Edge of Darkness

Time Out New York Project: Issue #748, January 28–February 3, 2010

Dir. Martin Campbell. 2010. R. 108mins. Mel Gibson, Ray Winstone, Danny Huston.

The much-beloved 1985 British miniseries Edge of Darkness gets a Yankee redo with the same director, Martin Campbell, and Mel Gibson as Thomas Craven, a Boston flatfoot who turns rogue gumshoe after his daughter (Bojana Novakovic) is gunned down in cold blood. Gibson shapes the mood and rhythm of this feature-length digest version as surely as the late Bob Peck (whom stateside audiences might remember as Jurassic Park’s raptor hunter, Muldoon) did with the series. This means there’s more emphasis on bloodlust than grief — a shame considering the mini’s most powerful moments explored Craven’s deeply conflicted agony. There’s no room for such soul-searching uncertainty with Gibson. After a few rapidly ticked-off minutes of gloom, the mission is clear: Get the sons of bitches, and make ’em pay. 

That’s not to say the sight of Mad Mel going apeshit is unsatisfying. And it’s particularly affecting whenever he acts his age, as when an impromptu bout of hand-to-hand combat ends with Craven near-fatally winded.

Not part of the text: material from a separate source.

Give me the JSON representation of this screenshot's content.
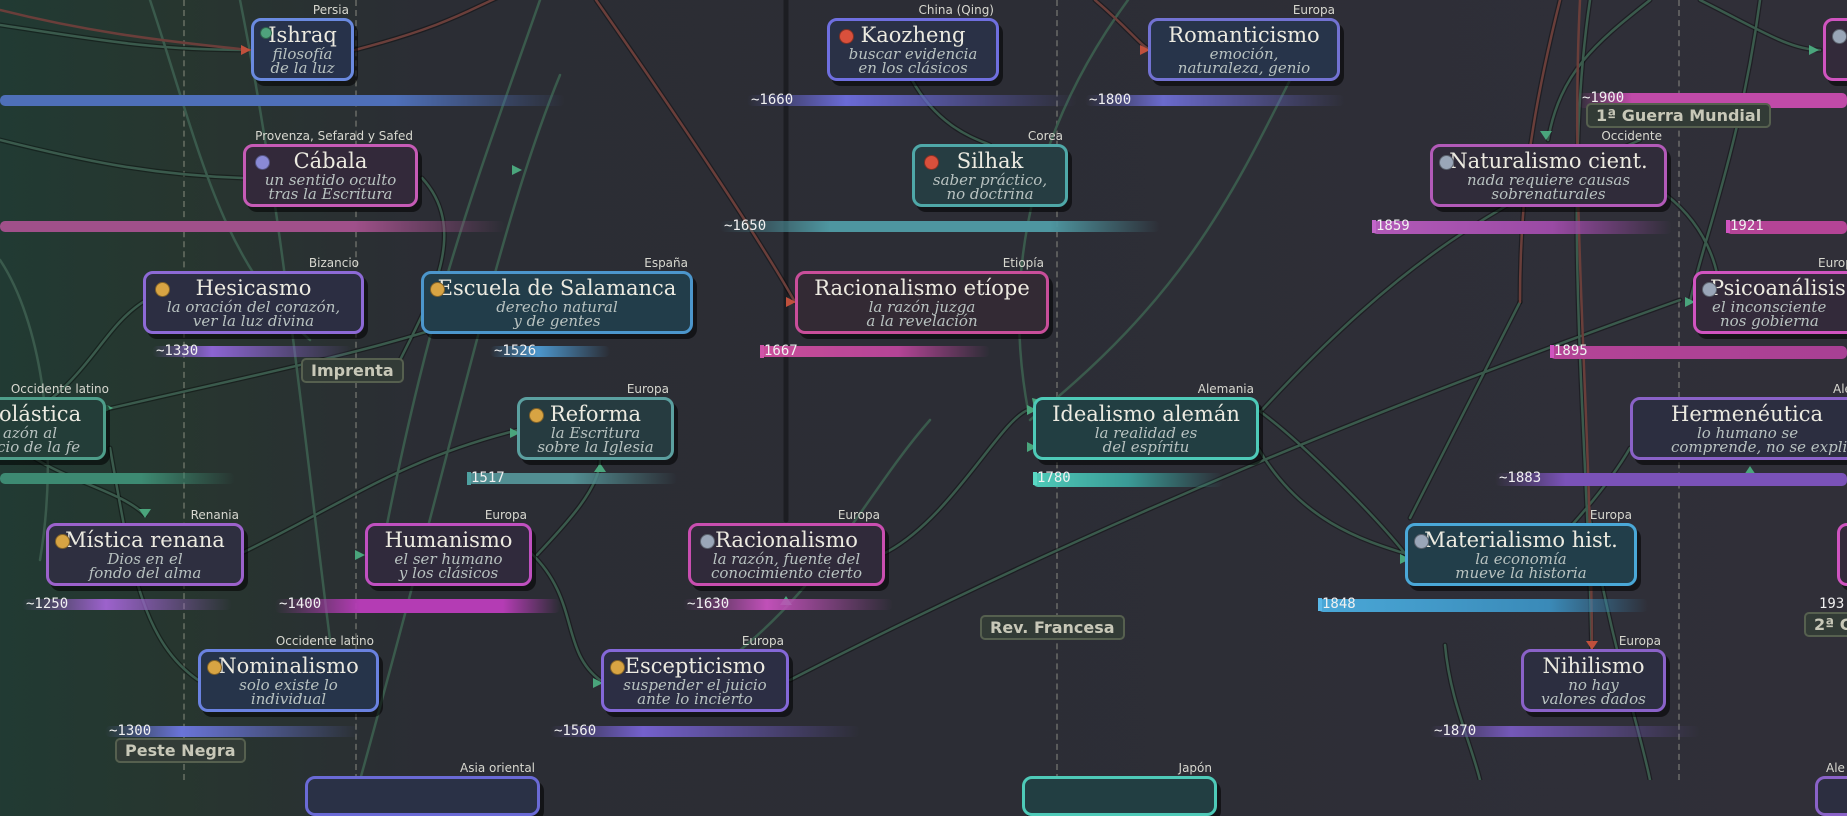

But as the plot mechanics — involving a nuclear plant, a shady senator (in Massachusetts? who’da thunk?), and a glowering spook (Winstone) — come to a head, interest wanes. 

Despite Campbell and cinematographer Phil Meheux’s consistently expert framing, which makes it seem like a bullet or some blunt instrument could strike at any moment, the stress marks of a troubled shoot show. We’re left with several solid parts in a compromised whole: For every delicious scene with Danny Huston or Denis O’Hare as slimy corporate bigwigs there’s a head-slapper — like a climax that cribs, with unintentional hilarity, from Ghost. (Opens Fri.)—Keith Uhlich